Mandar does not mandate

The question of how to achieve process improvement has been addressed in many ways.  As my readers know, I am strong proponent of the Lean philosophy, but there is no monopoly on good ideas.  Here is a fascinating piece from Knoweldge@Wharton about Mandar Apte, a chemical engineer who has worked at Shell for twelve years.  His idea was to add meditation to the mix to help encourage process improvement.  This has been codified in an approach called Empower.

An excerpt:

Empower's objective is to nourish the innovation culture by empowering staff to play a role in innovation. The objective is also to leverage the passion of each employee and to play any role that the employee chooses to play in this innovation set up. So, for example, innovation starts with an idea, but once the idea is conceived, there are many other roles that one needs to play. One needs to learn how to sell the idea, how to build a story. One needs to learn to build networks and circles of trust where you get good feedback to develop that idea into something else. Finally, one needs to authentically connect with people who can help bring that idea to a proof of concept. This is a very social process. Not everyone in an organization needs to be the person with the idea. You can play other supporting roles -- just like in a movie there is an actor and there are supporting actor roles. That's what Empower facilitates -- it helps you understand what role you want to play. It all begins with a state of mind in which you decide you want to play a role. This necessitates looking inward so that you can support not just yourself but people around you as well.
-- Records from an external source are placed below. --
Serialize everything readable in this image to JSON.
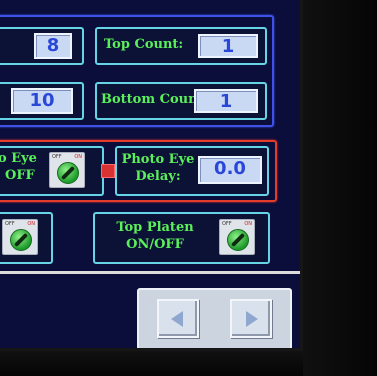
{
  "counts_group": {
    "top_row": {
      "partial_value": "8",
      "label": "Top Count:",
      "value": "1"
    },
    "bottom_row": {
      "partial_value": "10",
      "label": "Bottom Count",
      "value": "1"
    }
  },
  "photo_eye_group": {
    "partial_label_line1": "o Eye",
    "partial_label_line2": "OFF",
    "delay_label_line1": "Photo Eye",
    "delay_label_line2": "Delay:",
    "delay_value": "0.0"
  },
  "top_platen": {
    "label_line1": "Top Platen",
    "label_line2": "ON/OFF"
  },
  "switch_tags": {
    "off": "OFF",
    "on": "ON"
  },
  "colors": {
    "screen_bg": "#0b0d3a",
    "label_green": "#5af05a",
    "panel_border": "#66d4e4",
    "group_blue": "#3e52e8",
    "group_red": "#e43b2a",
    "value_text": "#2a48d8",
    "indicator_red": "#d93232"
  },
  "icons": {
    "nav_prev": "left-triangle-arrow-icon",
    "nav_next": "right-triangle-arrow-icon",
    "toggle": "rotary-selector-switch-icon"
  }
}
I think the home-grown spread aspect of Empower is a fascinating feature:

The uniqueness of Empower is that it's a grassroots initiative. Employees organize these workshops for one another at the workplace -- that's the first step. It's not mandated, but it's peer-to-peer inspired. The first step is an introduction to Empower, which is held over a lunch session. During the introduction, we discuss the innovation theory and the various roles that one can play. We also introduce some breathing and meditation exercises. The staff then chooses the second step. Someone may say, "Yes, I like the introduction session and I want to invest my time in learning more about the innovation theory as well as mind management." And the third step is, if people want to learn how to facilitate the Introduction class, they are trained and then they run the Introduction sessions at their workplace.

1 comment:

Anonymous said...

Thanks Paul. Happy to coach anyone who wants to do a similar experiment in their organization....surely have many bytes of "what not to do"!!